Regarding methodology, continents are represented within the Scientific Council of the UIHJ which worked on the Global Code of Enforcement. A number of principles have been developed. The articles that have been developed will be sent to delegations for comments. Then Natalie Fricero presented several articles: principle of right to enforcement, definition of enforceable titles, enforcement costs, timeframe to enforce, search for information, enforcement agents, protective measures, enforcement measures, use of new technologies, etc. "We should therefore work hand in hand to have universally shared, efficient and human standards", concluded Professor Fricero in front of an enthralled audience.
Leo Netten, President of the UIHJ, then asked representatives of international institutions their feedback on the presentation they had just heard and the draft Global Code of Enforcement. Alain Ghozi (Association Henri Capitant) welcomed the principle of common standards while recognizing that, for him, the term code was inappropriate. Alexis Ndzuenkeu (Ohada) praised the work on a difficult subject, "consubstantially attached to the character of state sovereignty." From the point of view of Ohada, it is a discipline that falls under the rules of procedure. So far, most of the Ohada Uniform Acts deal with substantive law rather than procedural rules. But there is no obstacle to standardizing the principles in the context of enforcement. For example, the principles relating to enforcement would give the opportunity to update the law relating to immunities or goods exempted from seizures.
For Timothy Lemay (Uncitral) any draft code that elevates common standards in this area is welcome. This would promote a greater respect for the Rule of Law. He added that judicial officers are observers within Uncitral and are invited to all events. The development of common standards would be a desirable contribution. He proposed to the UIHJ to present soon the work of the Global Code to Uncitral. Giuliana Dunham Irving (the World Bank) considered that the creation of a code or common standards on enforcement would be a pledge to promote development and reassure private investors. It is therefore seen as a very important initiative.

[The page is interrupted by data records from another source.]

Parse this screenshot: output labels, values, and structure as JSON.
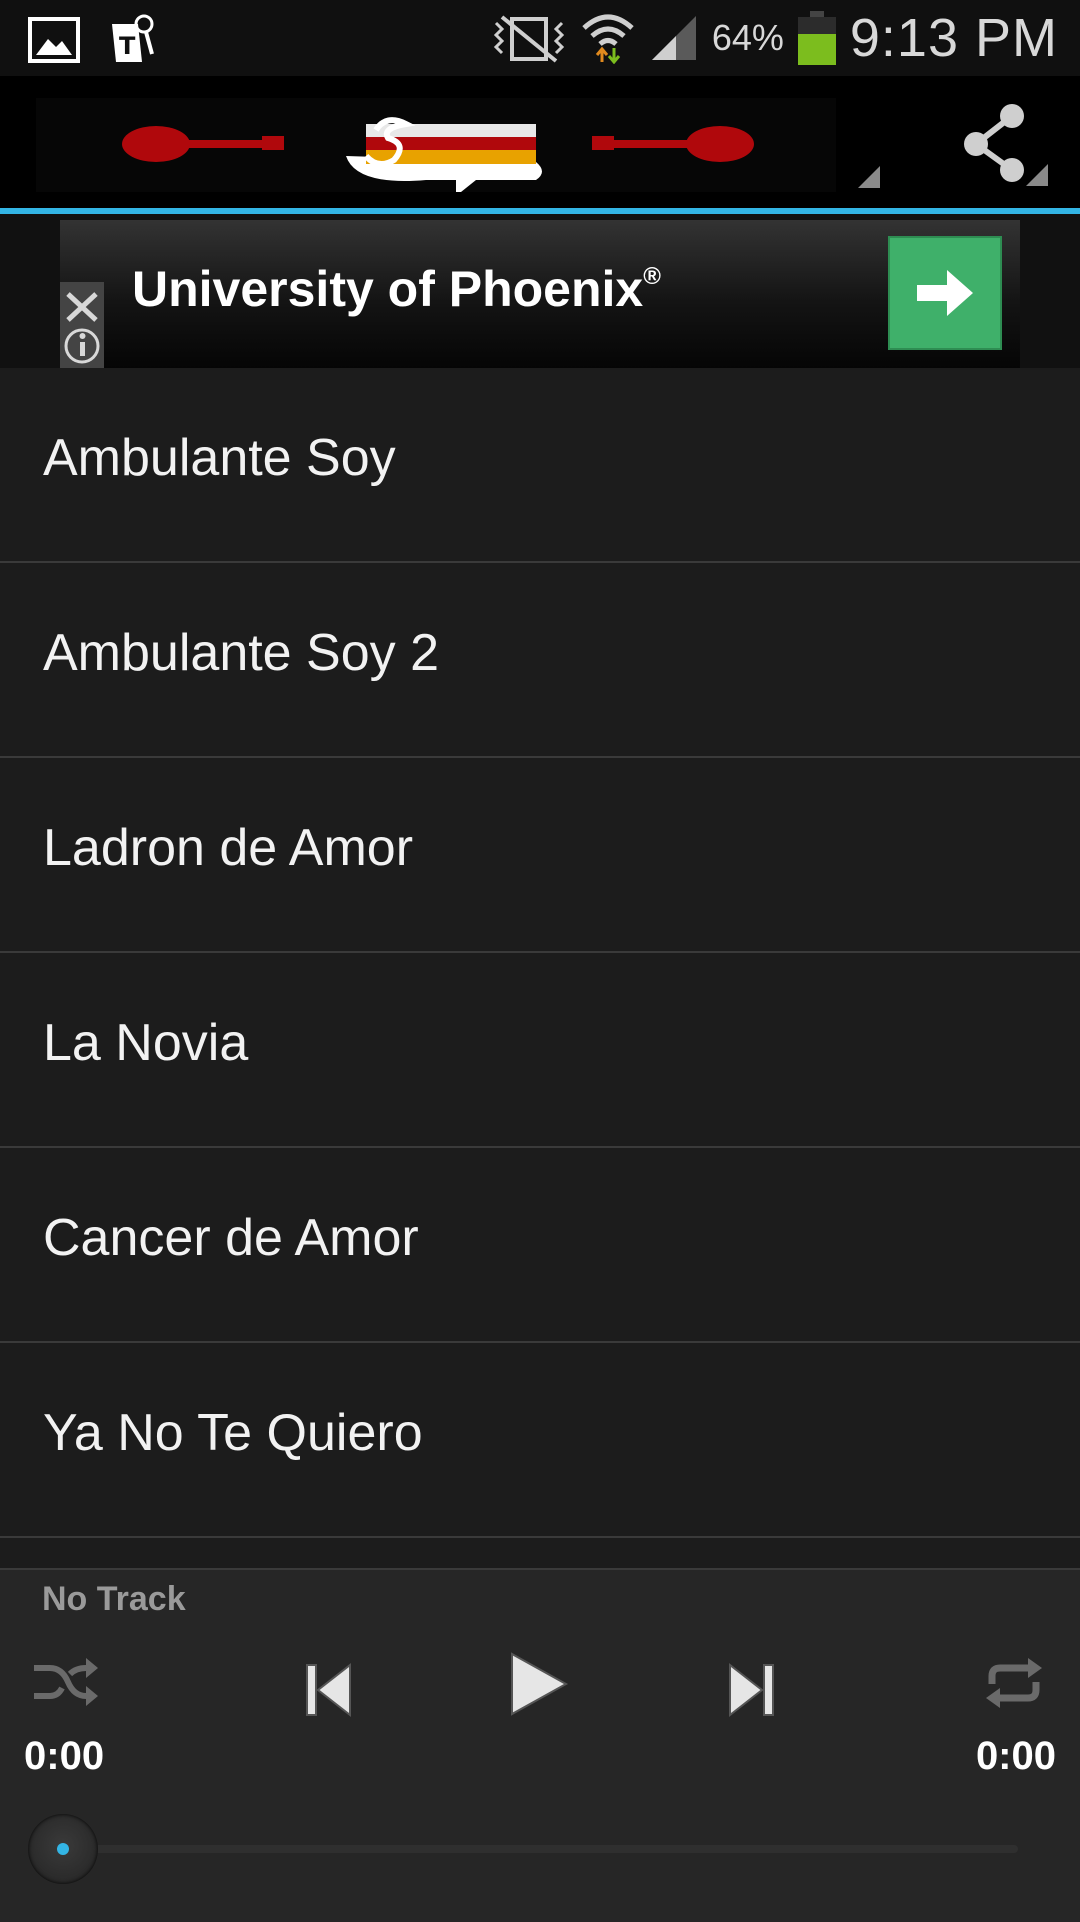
{
  "status_bar": {
    "battery_percent": "64%",
    "time": "9:13 PM",
    "icons": [
      "gallery-notification-icon",
      "tmobile-notification-icon",
      "vibrate-off-icon",
      "wifi-icon",
      "signal-icon",
      "battery-icon"
    ],
    "battery_color": "#7cbd1e"
  },
  "action_bar": {
    "banner_name": "Los Shapis logo banner",
    "share_icon": "share-icon",
    "accent_color": "#33b5e5"
  },
  "ad": {
    "title": "University of Phoenix",
    "registered_mark": "®",
    "button_color": "#3fb06a"
  },
  "songs": [
    {
      "title": "Ambulante Soy"
    },
    {
      "title": "Ambulante Soy 2"
    },
    {
      "title": "Ladron de Amor"
    },
    {
      "title": "La Novia"
    },
    {
      "title": "Cancer de Amor"
    },
    {
      "title": "Ya No Te Quiero"
    }
  ],
  "player": {
    "track_label": "No Track",
    "elapsed": "0:00",
    "duration": "0:00",
    "progress": 0
  }
}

Christophe Bernasconi (The Hague Conference) said how impressed he was with the work. He recalled that he had heard of the Global Code of Enforcement for the first time during the International Congress of judicial officers in Washington in 2006. "Work is progressing, taking shape and will undoubtedly leave traces" he anticipated. Thus, dialogue between UIHJ and institutions is important and should continue. He also invited the UIHJ to present its work to the Hague Conference. "Works on recognition of judgments in civil and commercial matters will have to consider the results of the work of the UIHJ" estimated the Secretary General of the Hague Conference.

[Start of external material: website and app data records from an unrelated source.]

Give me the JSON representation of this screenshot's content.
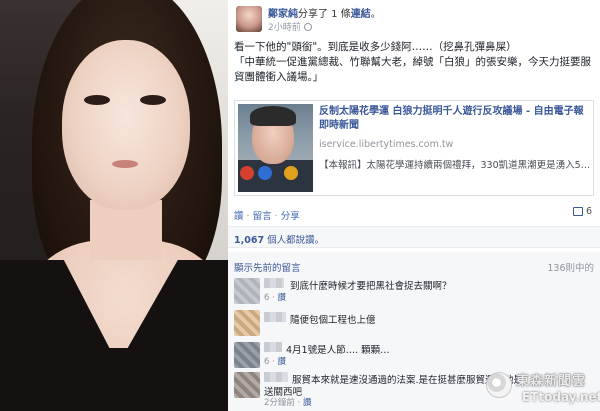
{
  "post": {
    "author": "鄭家純",
    "verb": "分享了 1 條",
    "link_word": "連結",
    "time": "2小時前",
    "status_line1": "看一下他的\"頭銜\"。到底是收多少錢阿……（挖鼻孔彈鼻屎）",
    "status_line2": "「中華統一促進黨總裁、竹聯幫大老，綽號「白狼」的張安樂，今天力挺要服貿團體衝入議場。」"
  },
  "share_card": {
    "title": "反制太陽花學運 白狼力挺明千人遊行反攻議場 - 自由電子報 即時新聞",
    "domain": "iservice.libertytimes.com.tw",
    "description": "【本報訊】太陽花學運持續兩個禮拜，330凱道黑潮更是湧入5…"
  },
  "actions": {
    "like": "讚",
    "comment": "留言",
    "share": "分享",
    "share_count": "6"
  },
  "likes": {
    "count": "1,067",
    "suffix": " 個人都說讚。"
  },
  "comments_header": {
    "more": "顯示先前的留言",
    "count": "136則中的"
  },
  "comments": [
    {
      "text": "到底什麼時候才要把黑社會捉去關啊？",
      "meta": "6",
      "like": "讚"
    },
    {
      "text": "隨便包個工程也上億",
      "meta": "",
      "like": ""
    },
    {
      "text": "4月1號是人節…. 顆顆…",
      "meta": "6",
      "like": "讚"
    },
    {
      "text": "服貿本來就是速沒通過的法案.是在挺甚麼服貿還有他是",
      "meta": "",
      "like": ""
    },
    {
      "text": "送關西吧",
      "meta": "2分鐘前",
      "like": "讚"
    }
  ],
  "watermark": {
    "cn": "東森新聞雲",
    "en": "ETtoday.net"
  }
}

Leo Netten thanked the speakers for this recognition and invitations to take place within working committees of various organizations. Invited to conclude the round table Natalie Fricero immediately stated: "the Global Principles of Enforcement: Yes We Can!"